Climate change mitigation essential for even the most common species
Anna Taylor takes a closer look at the worrying findings of a recently published study which, unusually, chose to assess potential climate change mitigation scenarios on the more widespread and common species found on our planet...
It is well known that climate change will impact a great many species and ecosystems. The ranges of many species will change, ecosystem services will be disrupted, and biodiversity will be lost. But a new study has asked previously overlooked questions: What will happen if we try to stop climate change? What benefits would this bring in terms of avoiding biodiversity loss? And what will happen if we do nothing?
The Intergovernmental Panel on Climate Change estimates that, should temperatures reach two to three degrees above pre-industrial levels, 20-30% of species would be at increasingly high risk of extinction. With many species already endangered due to habitat loss, over-hunting and other anthropogenic factors causing their decline, climate change could well be the final nail in the coffin if their habitats become unsuitable as temperatures rise.

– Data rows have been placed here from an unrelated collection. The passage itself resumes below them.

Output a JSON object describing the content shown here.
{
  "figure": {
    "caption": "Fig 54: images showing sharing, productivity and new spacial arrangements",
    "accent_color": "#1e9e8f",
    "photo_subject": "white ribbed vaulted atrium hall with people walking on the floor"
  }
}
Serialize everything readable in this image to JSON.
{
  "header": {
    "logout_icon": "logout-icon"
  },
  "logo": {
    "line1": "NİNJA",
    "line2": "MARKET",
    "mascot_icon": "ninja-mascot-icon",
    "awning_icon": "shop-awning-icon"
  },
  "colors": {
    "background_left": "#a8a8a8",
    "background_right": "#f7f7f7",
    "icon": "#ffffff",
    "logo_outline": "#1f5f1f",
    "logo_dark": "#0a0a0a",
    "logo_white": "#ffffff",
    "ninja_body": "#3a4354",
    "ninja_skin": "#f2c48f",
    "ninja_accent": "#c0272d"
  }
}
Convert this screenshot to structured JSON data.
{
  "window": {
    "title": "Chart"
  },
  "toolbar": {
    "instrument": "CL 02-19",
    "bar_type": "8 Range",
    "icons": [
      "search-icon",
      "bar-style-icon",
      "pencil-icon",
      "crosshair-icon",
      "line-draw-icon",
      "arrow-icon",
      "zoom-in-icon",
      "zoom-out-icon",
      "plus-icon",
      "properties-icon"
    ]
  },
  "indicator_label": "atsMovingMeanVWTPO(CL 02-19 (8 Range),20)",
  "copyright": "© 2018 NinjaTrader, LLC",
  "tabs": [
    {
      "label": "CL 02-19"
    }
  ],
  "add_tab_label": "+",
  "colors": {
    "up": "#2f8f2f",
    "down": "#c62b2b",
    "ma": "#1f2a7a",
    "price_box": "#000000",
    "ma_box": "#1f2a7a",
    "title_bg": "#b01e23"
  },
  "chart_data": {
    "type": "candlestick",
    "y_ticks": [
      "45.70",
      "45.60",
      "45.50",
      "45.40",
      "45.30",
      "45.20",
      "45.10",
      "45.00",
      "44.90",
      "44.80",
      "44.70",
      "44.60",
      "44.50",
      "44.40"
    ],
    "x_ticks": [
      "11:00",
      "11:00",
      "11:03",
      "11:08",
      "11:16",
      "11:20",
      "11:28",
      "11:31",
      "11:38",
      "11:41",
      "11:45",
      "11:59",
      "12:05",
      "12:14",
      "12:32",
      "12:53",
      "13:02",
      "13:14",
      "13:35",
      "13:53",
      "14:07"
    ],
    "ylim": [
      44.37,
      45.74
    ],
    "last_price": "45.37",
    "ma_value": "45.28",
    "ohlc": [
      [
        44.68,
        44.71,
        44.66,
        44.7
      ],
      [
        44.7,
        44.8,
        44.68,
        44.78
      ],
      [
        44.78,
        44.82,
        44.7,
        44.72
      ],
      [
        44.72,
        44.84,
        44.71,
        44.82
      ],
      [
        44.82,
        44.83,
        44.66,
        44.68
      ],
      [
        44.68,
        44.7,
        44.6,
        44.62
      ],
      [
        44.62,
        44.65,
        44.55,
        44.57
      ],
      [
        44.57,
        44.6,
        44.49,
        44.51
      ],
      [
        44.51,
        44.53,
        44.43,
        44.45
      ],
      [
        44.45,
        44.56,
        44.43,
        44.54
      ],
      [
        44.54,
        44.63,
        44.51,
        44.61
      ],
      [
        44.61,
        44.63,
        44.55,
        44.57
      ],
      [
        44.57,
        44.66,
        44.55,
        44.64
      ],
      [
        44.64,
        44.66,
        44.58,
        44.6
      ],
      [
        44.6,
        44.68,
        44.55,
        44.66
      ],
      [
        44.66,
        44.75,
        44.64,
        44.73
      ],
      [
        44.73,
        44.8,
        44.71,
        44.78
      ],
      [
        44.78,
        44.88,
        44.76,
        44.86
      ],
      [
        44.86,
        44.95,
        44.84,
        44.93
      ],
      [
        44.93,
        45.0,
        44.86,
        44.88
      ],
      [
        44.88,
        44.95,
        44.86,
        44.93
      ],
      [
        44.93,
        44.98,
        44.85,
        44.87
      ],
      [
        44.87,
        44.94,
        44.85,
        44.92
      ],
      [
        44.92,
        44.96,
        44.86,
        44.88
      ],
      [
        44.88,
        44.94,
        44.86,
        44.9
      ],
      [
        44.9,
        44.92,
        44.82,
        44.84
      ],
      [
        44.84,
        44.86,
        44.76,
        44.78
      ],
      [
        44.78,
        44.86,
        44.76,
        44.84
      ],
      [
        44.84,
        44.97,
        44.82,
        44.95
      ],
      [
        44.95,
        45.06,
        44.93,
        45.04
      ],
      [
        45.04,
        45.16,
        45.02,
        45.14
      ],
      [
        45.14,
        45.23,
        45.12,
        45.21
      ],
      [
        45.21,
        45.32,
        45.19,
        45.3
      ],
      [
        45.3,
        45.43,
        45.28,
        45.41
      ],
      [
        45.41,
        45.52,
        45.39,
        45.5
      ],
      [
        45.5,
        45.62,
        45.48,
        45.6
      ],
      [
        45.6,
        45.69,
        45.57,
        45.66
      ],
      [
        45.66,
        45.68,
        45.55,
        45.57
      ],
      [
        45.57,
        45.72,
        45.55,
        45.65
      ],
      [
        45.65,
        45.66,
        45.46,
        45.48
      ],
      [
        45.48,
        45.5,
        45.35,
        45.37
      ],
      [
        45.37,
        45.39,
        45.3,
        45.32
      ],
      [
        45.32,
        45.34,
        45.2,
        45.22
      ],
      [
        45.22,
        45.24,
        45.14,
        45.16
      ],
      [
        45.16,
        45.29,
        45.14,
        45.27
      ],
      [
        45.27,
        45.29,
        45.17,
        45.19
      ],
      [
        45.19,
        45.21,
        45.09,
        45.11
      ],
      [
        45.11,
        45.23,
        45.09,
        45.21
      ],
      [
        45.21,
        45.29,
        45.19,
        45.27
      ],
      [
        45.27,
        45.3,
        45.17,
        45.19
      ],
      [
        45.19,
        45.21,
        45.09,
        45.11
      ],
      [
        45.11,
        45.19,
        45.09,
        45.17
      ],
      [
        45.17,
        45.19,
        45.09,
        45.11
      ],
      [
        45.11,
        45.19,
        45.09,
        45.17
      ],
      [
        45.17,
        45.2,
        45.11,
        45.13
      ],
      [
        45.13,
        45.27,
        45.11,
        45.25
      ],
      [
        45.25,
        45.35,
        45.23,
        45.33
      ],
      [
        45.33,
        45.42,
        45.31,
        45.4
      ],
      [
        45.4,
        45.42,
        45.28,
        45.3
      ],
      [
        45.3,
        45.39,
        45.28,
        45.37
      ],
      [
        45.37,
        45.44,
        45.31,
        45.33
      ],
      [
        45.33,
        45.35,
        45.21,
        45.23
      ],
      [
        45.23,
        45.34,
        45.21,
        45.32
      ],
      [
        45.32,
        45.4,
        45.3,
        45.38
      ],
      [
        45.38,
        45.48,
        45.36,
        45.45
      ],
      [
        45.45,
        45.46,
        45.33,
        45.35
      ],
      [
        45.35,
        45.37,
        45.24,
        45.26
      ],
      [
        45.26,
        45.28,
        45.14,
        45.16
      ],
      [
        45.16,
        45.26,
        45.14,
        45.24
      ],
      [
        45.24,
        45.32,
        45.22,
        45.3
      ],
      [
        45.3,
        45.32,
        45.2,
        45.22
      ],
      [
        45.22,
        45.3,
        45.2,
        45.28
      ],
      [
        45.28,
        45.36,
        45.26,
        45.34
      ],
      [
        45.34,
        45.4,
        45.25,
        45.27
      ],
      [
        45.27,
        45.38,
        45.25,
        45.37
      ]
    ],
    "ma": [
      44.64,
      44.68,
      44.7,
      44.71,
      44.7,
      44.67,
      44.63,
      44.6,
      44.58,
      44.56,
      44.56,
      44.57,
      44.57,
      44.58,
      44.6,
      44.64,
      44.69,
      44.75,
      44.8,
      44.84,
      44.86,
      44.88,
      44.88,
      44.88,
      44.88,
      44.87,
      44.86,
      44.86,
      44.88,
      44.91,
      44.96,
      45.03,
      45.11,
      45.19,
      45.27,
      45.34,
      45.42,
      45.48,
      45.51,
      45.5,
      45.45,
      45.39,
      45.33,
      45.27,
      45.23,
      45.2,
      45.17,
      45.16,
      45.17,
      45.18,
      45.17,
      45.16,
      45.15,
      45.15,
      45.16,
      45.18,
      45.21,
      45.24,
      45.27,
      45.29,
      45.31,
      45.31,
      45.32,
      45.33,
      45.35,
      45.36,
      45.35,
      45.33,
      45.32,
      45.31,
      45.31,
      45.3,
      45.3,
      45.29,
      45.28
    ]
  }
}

This recent study, published in the journal Nature Climate Change, conducted a comprehensive analysis of 48,786 animal and plant species throughout the world. The team of scientists wanted to find out how each of these species' ranges would change depending on what action we take to prevent climate change. This included what would happen to them if we take no action at all, their baseline scenario in which global temperatures reach 4°C above pre-industrial levels by 2100.
Of the total number of species studied, 80% currently have ranges spanning over 30,000 km2 - rather than focusing on rare species, the scientists chose to examine the impact of climate change mitigation on widespread, common species that are less likely to face extinction (and less likely to be studied) than those with smaller ranges.
The analysis showed that, without mitigation, 34% of animals would lose half or more of their climatic range. For plants, 57% would lose more than half of their current ranges, with negative impacts for those animals that rely on them for food. By comparison, only 4% of animals would benefit from climate change by gaining more than half of their range, and no plants at all would benefit, leading the scientists to surmise that climate change will "overwhelmingly result in a sizeable reduction of climatically suitable ranges for a large number of species."
Read more at The Ecologist.
Jungle image via Shutterstock.